Copy each line below in which the word "xcodeproj" occurs.

(Excerpts from a dataset)
----------------------------------------
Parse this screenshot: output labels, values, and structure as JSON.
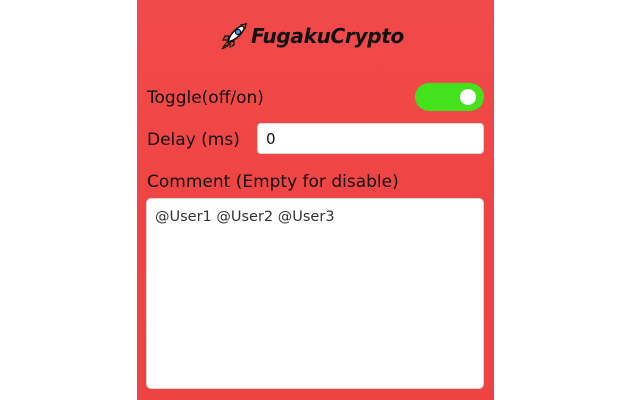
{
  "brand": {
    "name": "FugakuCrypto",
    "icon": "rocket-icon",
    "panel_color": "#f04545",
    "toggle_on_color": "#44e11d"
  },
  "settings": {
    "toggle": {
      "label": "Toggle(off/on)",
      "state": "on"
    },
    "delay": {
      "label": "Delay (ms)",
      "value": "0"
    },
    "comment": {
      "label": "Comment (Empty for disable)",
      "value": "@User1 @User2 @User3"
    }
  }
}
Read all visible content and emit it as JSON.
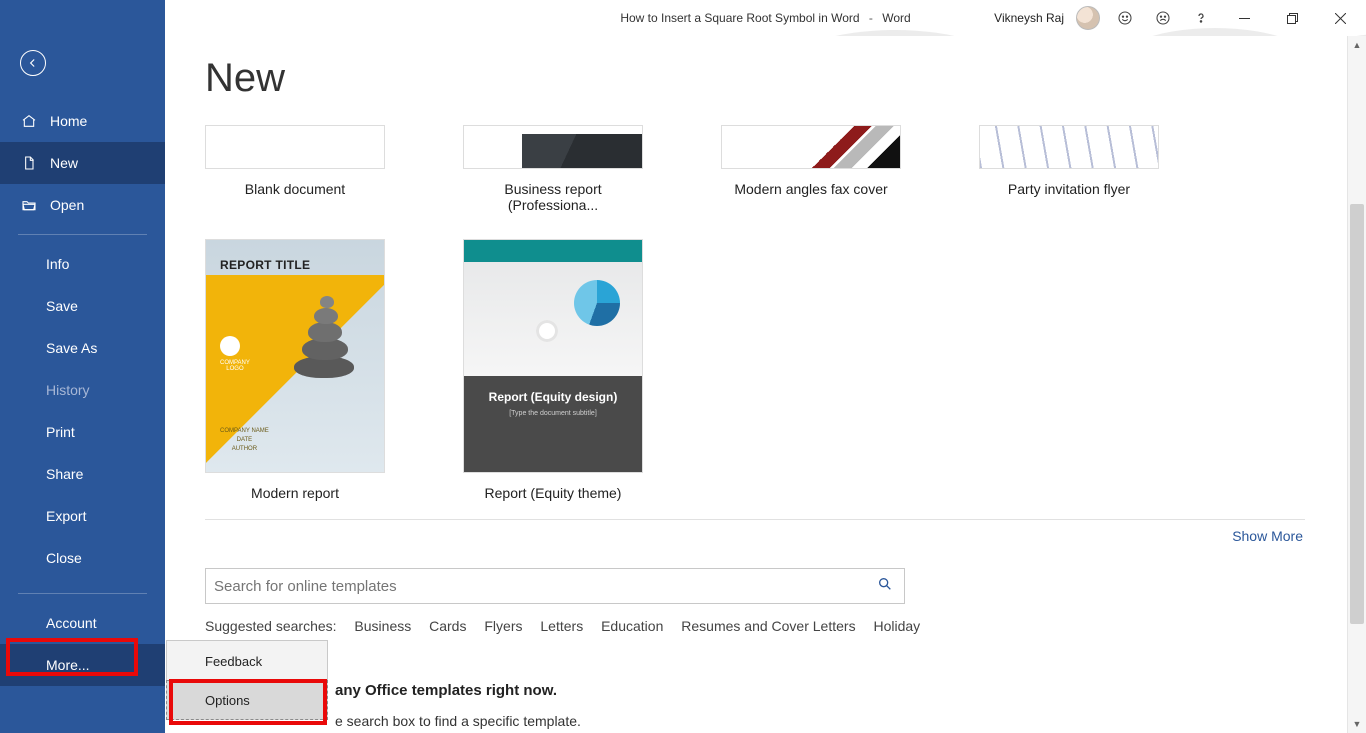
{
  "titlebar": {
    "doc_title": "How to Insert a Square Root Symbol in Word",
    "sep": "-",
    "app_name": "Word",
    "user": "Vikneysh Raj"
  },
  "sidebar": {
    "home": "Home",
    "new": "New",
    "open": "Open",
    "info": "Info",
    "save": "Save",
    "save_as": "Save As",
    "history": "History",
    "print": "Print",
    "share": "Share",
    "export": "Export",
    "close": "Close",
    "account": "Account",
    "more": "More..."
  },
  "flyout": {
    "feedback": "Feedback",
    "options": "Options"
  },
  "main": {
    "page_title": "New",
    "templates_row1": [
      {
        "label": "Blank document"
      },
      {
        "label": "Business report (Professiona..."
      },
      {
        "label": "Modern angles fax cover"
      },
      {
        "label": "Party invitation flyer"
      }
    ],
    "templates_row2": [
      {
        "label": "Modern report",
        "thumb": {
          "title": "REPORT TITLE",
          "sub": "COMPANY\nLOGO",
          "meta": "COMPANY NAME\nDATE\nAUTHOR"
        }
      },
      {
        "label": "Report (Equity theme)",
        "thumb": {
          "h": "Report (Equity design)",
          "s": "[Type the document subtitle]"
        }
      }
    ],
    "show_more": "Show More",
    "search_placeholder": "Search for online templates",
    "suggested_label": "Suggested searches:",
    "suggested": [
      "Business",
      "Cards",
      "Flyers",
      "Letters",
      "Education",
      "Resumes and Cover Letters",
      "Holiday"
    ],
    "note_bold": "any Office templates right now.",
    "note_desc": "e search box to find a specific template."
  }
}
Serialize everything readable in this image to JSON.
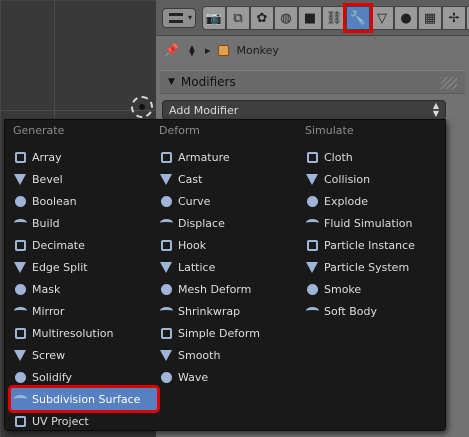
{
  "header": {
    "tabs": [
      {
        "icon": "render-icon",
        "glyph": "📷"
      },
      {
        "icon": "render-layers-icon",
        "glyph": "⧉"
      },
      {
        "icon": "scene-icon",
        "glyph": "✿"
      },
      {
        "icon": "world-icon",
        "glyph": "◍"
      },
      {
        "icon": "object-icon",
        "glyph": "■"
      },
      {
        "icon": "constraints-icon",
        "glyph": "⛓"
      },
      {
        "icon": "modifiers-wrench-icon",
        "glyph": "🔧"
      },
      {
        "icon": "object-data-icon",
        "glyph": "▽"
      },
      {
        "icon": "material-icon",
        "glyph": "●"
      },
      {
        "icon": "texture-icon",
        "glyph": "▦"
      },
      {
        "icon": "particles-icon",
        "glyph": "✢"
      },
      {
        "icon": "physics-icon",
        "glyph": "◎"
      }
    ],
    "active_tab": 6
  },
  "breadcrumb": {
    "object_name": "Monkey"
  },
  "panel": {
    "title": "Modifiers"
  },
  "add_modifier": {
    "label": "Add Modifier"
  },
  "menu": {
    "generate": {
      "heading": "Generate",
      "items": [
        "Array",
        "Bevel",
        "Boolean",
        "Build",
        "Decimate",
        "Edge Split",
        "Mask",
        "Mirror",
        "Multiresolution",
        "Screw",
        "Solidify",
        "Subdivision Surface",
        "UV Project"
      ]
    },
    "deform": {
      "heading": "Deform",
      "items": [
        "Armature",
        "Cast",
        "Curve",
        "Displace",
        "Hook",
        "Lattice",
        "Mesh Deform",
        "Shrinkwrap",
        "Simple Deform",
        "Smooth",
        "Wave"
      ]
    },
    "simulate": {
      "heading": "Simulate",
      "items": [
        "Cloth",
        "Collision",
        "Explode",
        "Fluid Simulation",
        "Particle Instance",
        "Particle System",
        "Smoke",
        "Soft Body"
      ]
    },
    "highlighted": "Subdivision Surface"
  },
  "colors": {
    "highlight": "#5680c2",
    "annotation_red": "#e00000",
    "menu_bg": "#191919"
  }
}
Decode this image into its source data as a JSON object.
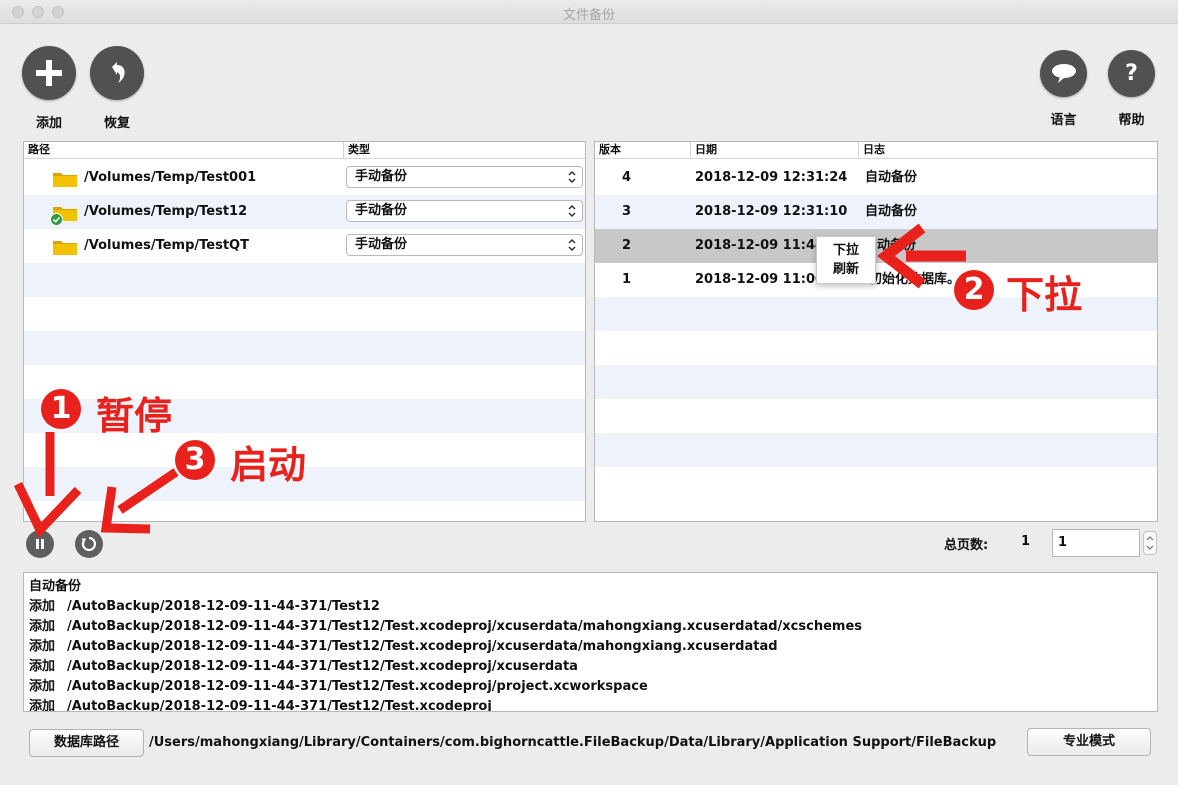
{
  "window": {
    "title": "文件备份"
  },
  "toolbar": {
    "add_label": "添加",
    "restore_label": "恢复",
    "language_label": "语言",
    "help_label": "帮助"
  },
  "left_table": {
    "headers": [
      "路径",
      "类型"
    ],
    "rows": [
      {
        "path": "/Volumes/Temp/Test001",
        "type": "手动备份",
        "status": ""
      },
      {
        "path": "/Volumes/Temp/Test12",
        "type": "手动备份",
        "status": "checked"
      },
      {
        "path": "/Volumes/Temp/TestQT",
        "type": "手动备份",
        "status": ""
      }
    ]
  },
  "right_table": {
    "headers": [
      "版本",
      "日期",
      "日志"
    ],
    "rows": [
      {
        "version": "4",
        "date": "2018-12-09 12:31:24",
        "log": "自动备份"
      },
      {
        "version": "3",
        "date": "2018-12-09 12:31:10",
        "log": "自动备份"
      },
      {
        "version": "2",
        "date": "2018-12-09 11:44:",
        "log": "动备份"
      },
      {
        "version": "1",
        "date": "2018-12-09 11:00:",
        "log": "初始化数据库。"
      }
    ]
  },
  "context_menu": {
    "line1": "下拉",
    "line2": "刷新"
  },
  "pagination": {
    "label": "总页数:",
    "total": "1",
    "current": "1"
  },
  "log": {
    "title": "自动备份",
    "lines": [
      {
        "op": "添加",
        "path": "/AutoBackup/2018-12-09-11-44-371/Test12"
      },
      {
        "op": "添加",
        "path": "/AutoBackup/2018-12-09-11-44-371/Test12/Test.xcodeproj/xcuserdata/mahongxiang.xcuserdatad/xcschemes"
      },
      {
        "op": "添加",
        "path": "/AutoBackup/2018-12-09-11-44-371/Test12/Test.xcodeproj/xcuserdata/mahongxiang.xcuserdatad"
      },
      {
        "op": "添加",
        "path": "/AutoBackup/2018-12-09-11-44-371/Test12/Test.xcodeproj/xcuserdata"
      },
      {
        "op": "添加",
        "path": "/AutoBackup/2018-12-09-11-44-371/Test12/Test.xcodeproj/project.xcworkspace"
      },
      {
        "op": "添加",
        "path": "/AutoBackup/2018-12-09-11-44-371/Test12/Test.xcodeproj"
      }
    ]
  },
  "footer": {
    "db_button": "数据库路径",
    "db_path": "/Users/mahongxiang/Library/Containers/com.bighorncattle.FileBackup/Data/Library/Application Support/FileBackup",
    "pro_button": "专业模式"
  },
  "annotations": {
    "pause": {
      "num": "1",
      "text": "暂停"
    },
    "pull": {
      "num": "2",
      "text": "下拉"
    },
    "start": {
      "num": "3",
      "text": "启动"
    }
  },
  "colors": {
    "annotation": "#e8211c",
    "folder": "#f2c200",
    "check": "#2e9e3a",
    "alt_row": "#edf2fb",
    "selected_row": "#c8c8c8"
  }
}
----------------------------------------
● EXERCISE SOLUTION
        "path": "/AutoBackup/2018-12-09-11-44-371/Test12/Test.xcodeproj/xcuserdata/mahongxiang.xcuserdatad/xcschemes"
        "path": "/AutoBackup/2018-12-09-11-44-371/Test12/Test.xcodeproj/xcuserdata/mahongxiang.xcuserdatad"
        "path": "/AutoBackup/2018-12-09-11-44-371/Test12/Test.xcodeproj/xcuserdata"
        "path": "/AutoBackup/2018-12-09-11-44-371/Test12/Test.xcodeproj/project.xcworkspace"
        "path": "/AutoBackup/2018-12-09-11-44-371/Test12/Test.xcodeproj"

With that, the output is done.